## Exercise details
What is the number of lines below that contain the word "rest"? Respond with that number alone.

Collection entries

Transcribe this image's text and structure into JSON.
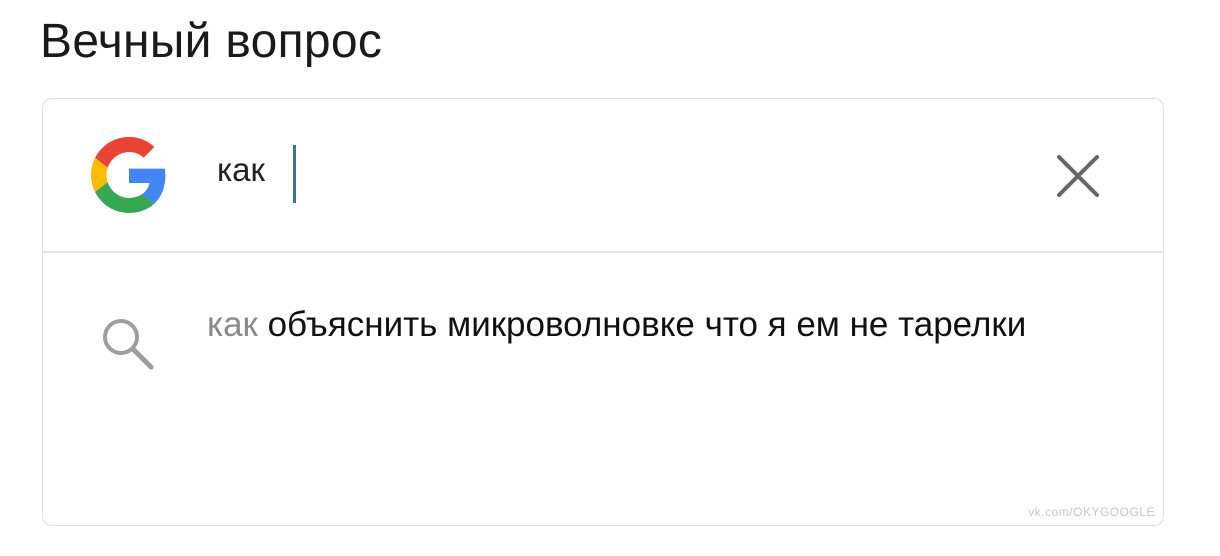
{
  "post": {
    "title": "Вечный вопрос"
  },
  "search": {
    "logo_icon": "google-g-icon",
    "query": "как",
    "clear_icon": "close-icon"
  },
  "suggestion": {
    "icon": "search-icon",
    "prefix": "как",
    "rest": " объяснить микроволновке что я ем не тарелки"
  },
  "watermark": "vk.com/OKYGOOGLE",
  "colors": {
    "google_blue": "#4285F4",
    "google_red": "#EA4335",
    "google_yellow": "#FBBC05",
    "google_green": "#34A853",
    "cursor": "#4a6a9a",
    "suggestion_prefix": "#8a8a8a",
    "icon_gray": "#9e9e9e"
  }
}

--

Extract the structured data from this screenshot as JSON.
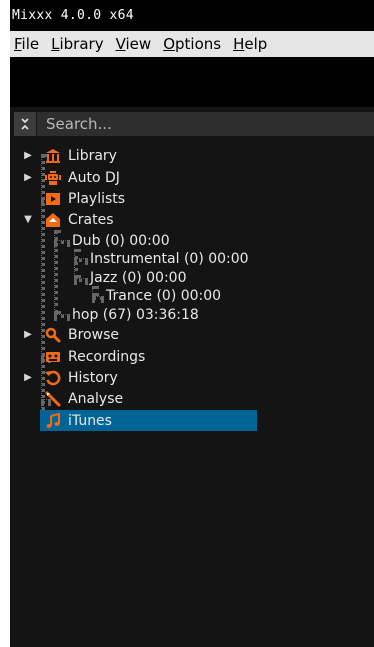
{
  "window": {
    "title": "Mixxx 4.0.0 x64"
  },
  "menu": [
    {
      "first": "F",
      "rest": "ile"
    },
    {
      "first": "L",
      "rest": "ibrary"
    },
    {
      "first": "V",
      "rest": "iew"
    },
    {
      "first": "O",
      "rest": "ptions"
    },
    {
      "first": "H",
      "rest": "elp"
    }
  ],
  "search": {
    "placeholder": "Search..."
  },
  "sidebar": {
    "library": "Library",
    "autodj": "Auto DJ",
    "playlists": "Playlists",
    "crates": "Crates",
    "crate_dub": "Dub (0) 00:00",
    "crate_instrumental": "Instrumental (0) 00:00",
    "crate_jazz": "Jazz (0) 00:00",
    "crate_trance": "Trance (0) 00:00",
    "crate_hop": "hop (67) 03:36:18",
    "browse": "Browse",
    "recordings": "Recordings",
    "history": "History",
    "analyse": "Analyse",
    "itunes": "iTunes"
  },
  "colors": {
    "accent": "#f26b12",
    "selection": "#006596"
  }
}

## Solution for this task
6